Decoding and Encoding English Words: A Handbook for Language Tutors by Dr. Thomas Baldwin Jones might well be termed “A Book for all Reasons (Linguistic)” since it is as equally appropriate as a college text for introducing new reading teachers to the phonetic-rule basis of English, as an introduction for the young linguist, as supplementary material for the speech therapist, as a reference in the whole-language classroom, as a vocabulary enhancement for the ACT or SAT test taker, as a parental reference for aiding a child’s linguistic development (especially the homeschoolers), as a guide for the conscientious student wanting to make independent progress in the language, as resource for the ambitious adult who just wants to learn more about the nature and structure of English, as a guide for the adult and senior classroom reading help volunteers, as it is for tutors and teachers of students with special Language problems.
A perusal of Decoding and Encoding English Words will reveal unusually complete presentations of phonics, spelling rules, grammar, the prefixes, roots and suffixes of Old English, Latin an Greek, borrowings from other languages, words from names and places, a short history of the English Language, a consideration of Black English Vernacular, and more. An added bonus is the inclusion of a mini-card drill pack.
ABOUT THE AUTHOR:

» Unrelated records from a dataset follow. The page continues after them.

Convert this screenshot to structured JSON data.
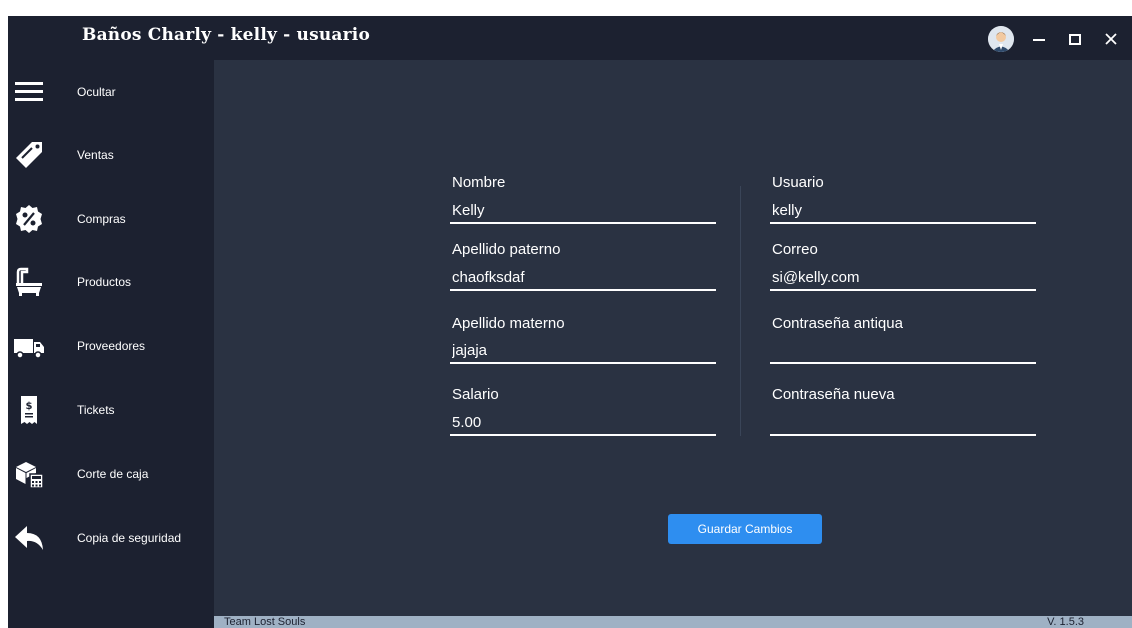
{
  "window": {
    "title": "Baños Charly - kelly - usuario",
    "controls": {
      "minimize": "–",
      "maximize": "□",
      "close": "✕"
    }
  },
  "sidebar": {
    "items": [
      {
        "label": "Ocultar",
        "icon": "menu-icon"
      },
      {
        "label": "Ventas",
        "icon": "sale-tag-icon"
      },
      {
        "label": "Compras",
        "icon": "discount-badge-icon"
      },
      {
        "label": "Productos",
        "icon": "bathtub-icon"
      },
      {
        "label": "Proveedores",
        "icon": "delivery-truck-icon"
      },
      {
        "label": "Tickets",
        "icon": "receipt-icon"
      },
      {
        "label": "Corte de caja",
        "icon": "cash-boxes-icon"
      },
      {
        "label": "Copia de seguridad",
        "icon": "back-arrow-icon"
      }
    ]
  },
  "form": {
    "nombre": {
      "label": "Nombre",
      "value": "Kelly"
    },
    "apellido_paterno": {
      "label": "Apellido paterno",
      "value": "chaofksdaf"
    },
    "apellido_materno": {
      "label": "Apellido materno",
      "value": "jajaja"
    },
    "salario": {
      "label": "Salario",
      "value": "5.00"
    },
    "usuario": {
      "label": "Usuario",
      "value": "kelly"
    },
    "correo": {
      "label": "Correo",
      "value": "si@kelly.com"
    },
    "contrasena_antigua": {
      "label": "Contraseña antiqua",
      "value": ""
    },
    "contrasena_nueva": {
      "label": "Contraseña nueva",
      "value": ""
    },
    "save_label": "Guardar Cambios"
  },
  "status": {
    "left": "Team Lost Souls",
    "right": "V. 1.5.3"
  },
  "colors": {
    "sidebar": "#1c2130",
    "main": "#2a3242",
    "accent": "#2e8ef0",
    "statusbar": "#9fb1c4"
  }
}
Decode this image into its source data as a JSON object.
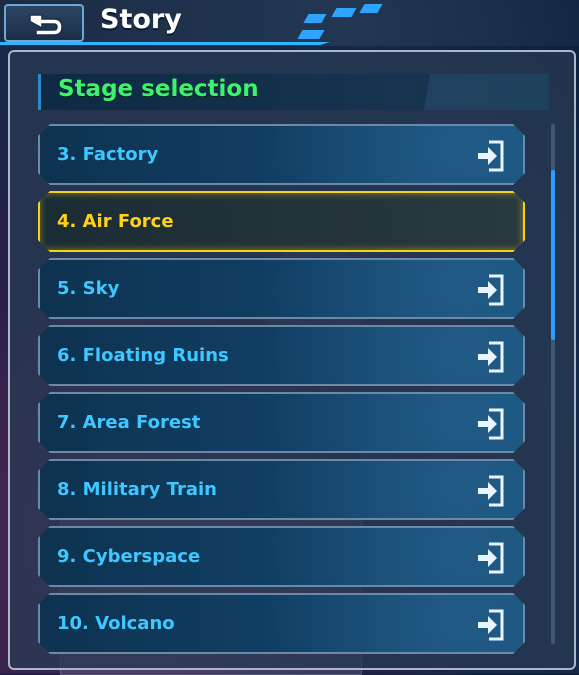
{
  "header": {
    "title": "Story",
    "back_icon": "back-arrow-icon"
  },
  "panel": {
    "section_title": "Stage selection"
  },
  "stages": [
    {
      "label": "3. Factory",
      "selected": false
    },
    {
      "label": "4. Air Force",
      "selected": true
    },
    {
      "label": "5. Sky",
      "selected": false
    },
    {
      "label": "6. Floating Ruins",
      "selected": false
    },
    {
      "label": "7. Area Forest",
      "selected": false
    },
    {
      "label": "8. Military Train",
      "selected": false
    },
    {
      "label": "9. Cyberspace",
      "selected": false
    },
    {
      "label": "10. Volcano",
      "selected": false
    }
  ],
  "colors": {
    "accent_blue": "#3fc8ff",
    "selected_yellow": "#ffd21a",
    "section_green": "#3df26c"
  }
}
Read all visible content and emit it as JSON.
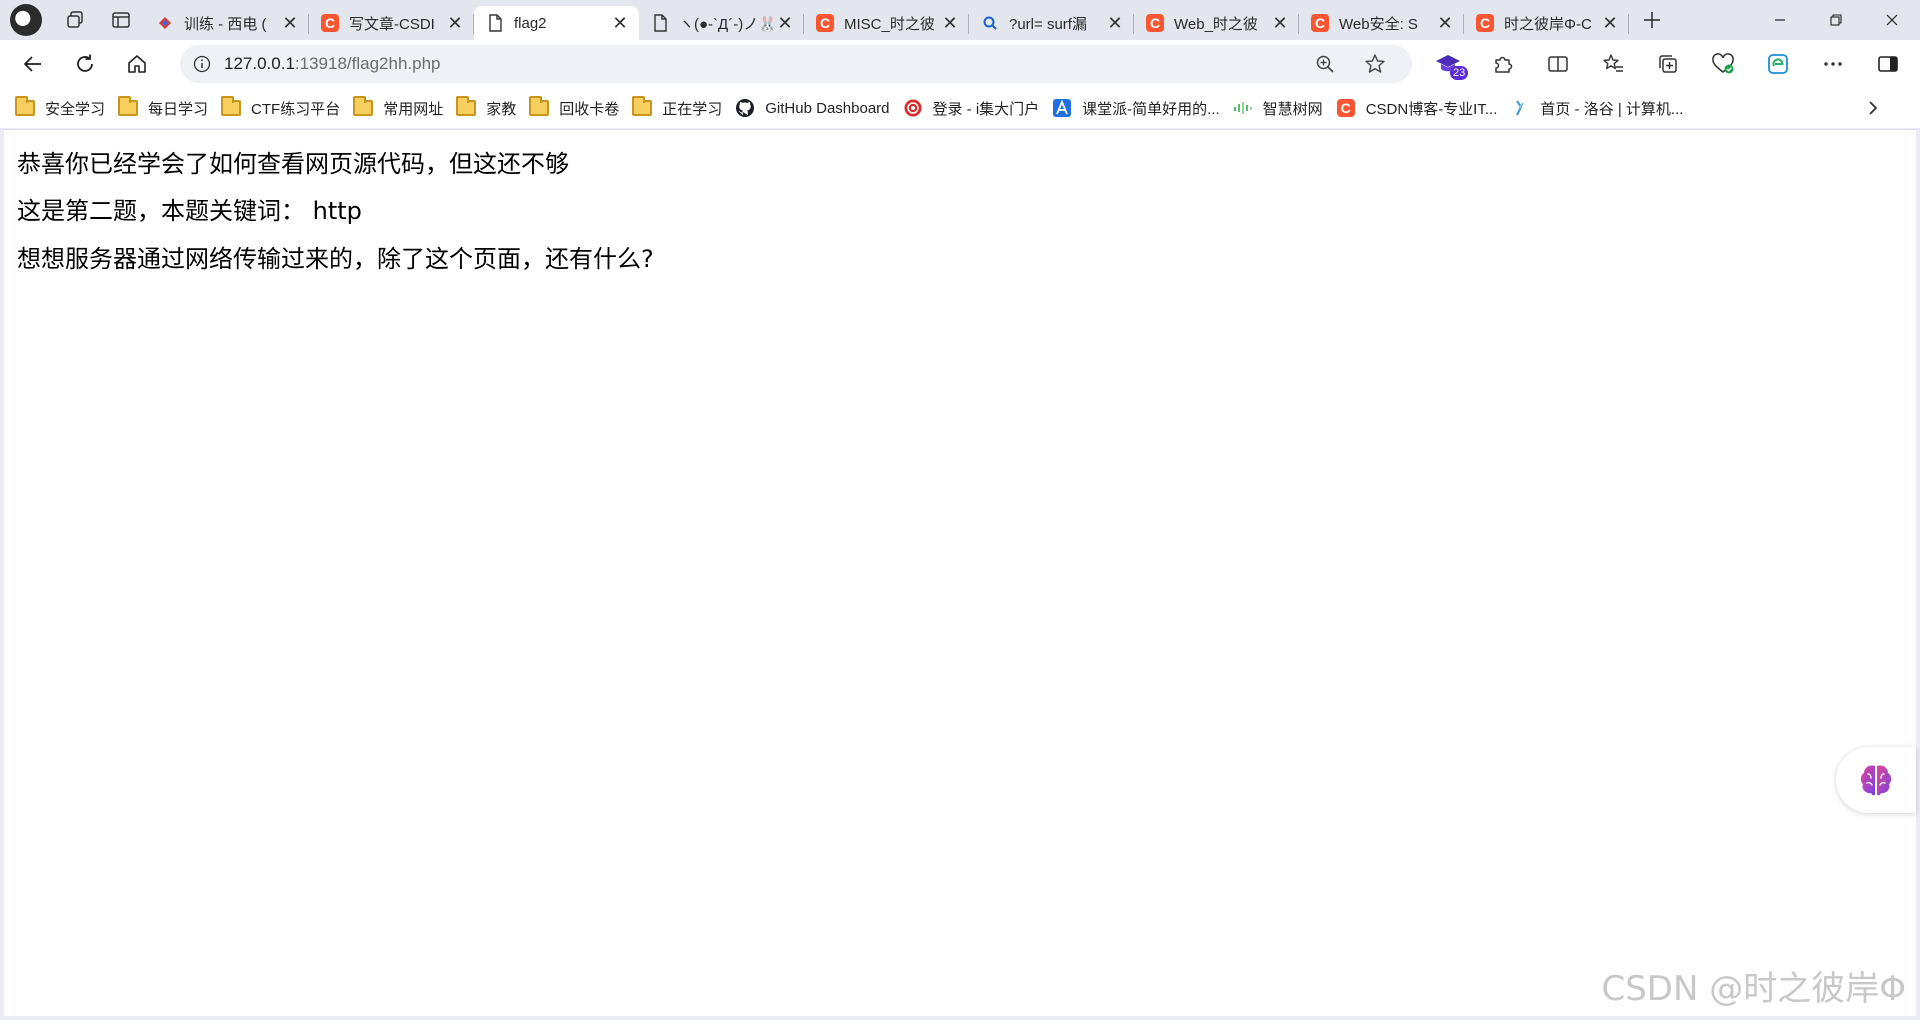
{
  "browser": {
    "tabs": [
      {
        "title": "训练 - 西电 (",
        "icon": "ctf-icon",
        "active": false
      },
      {
        "title": "写文章-CSDI",
        "icon": "csdn-icon",
        "active": false
      },
      {
        "title": "flag2",
        "icon": "page-icon",
        "active": true
      },
      {
        "title": "ヽ(●-`Д´-)ノ🐰",
        "icon": "page-icon",
        "active": false
      },
      {
        "title": "MISC_时之彼",
        "icon": "csdn-icon",
        "active": false
      },
      {
        "title": "?url= surf漏",
        "icon": "search-icon",
        "active": false
      },
      {
        "title": "Web_时之彼",
        "icon": "csdn-icon",
        "active": false
      },
      {
        "title": "Web安全: S",
        "icon": "csdn-icon",
        "active": false
      },
      {
        "title": "时之彼岸Φ-C",
        "icon": "csdn-icon",
        "active": false
      }
    ],
    "address": {
      "host": "127.0.0.1",
      "path": ":13918/flag2hh.php"
    },
    "extension_badge": "23",
    "favorites": [
      {
        "label": "安全学习",
        "icon": "folder-icon"
      },
      {
        "label": "每日学习",
        "icon": "folder-icon"
      },
      {
        "label": "CTF练习平台",
        "icon": "folder-icon"
      },
      {
        "label": "常用网址",
        "icon": "folder-icon"
      },
      {
        "label": "家教",
        "icon": "folder-icon"
      },
      {
        "label": "回收卡卷",
        "icon": "folder-icon"
      },
      {
        "label": "正在学习",
        "icon": "folder-icon"
      },
      {
        "label": "GitHub Dashboard",
        "icon": "github-icon"
      },
      {
        "label": "登录 - i集大门户",
        "icon": "jmu-icon"
      },
      {
        "label": "课堂派-简单好用的...",
        "icon": "ketangpai-icon"
      },
      {
        "label": "智慧树网",
        "icon": "zhihuishu-icon"
      },
      {
        "label": "CSDN博客-专业IT...",
        "icon": "csdn-icon"
      },
      {
        "label": "首页 - 洛谷 | 计算机...",
        "icon": "luogu-icon"
      }
    ]
  },
  "page": {
    "line1": "恭喜你已经学会了如何查看网页源代码，但这还不够",
    "line2": "这是第二题，本题关键词： http",
    "line3": "想想服务器通过网络传输过来的，除了这个页面，还有什么?"
  },
  "watermark": "CSDN @时之彼岸Φ",
  "colors": {
    "csdn_red": "#fc5531",
    "folder_yellow": "#f6cf5f",
    "badge_purple": "#5b2bd6"
  }
}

After tutoring dozens of language students from first grade through graduate school, Dr. Jones perceived a need for an ordered, comprehensive guide to this endeavor, a sort of teacher’s manual which might ensure thoroughness. Logical progression, and a general overview of our marvelous language, English. There would need to be an exhaustive investigation of the phonetic nature of the language along with near exhaustive word lists for documentation and practice. One does not write such a tract off the top of one’s head, so Dr. Jones went through his favorite family dictionary marking all latin derivations of red, greek in blue, and Old English with marginal notes. Words beginning with mis-, ambi- or endo-, words containing –ai-, -eu-, or –du-, words ending in –tion, -ciate, or –que words showing various pronunciations of a, ou, or I, and so on were noted until the index card stack exceeded eighteen inches in height. To ensure some intellectual order to this material, Dr. Jones savored university classes in Latin, Greek, French German, History of English, Linguistics, Phonology, Structure of English, Comparative Grammar, Language Disabilities and Black English Vernacular. Over a seven-year period Decoding and Encoding English Words: A Handbook for Language, Tutors, Third Edition, gradually assumed its present form.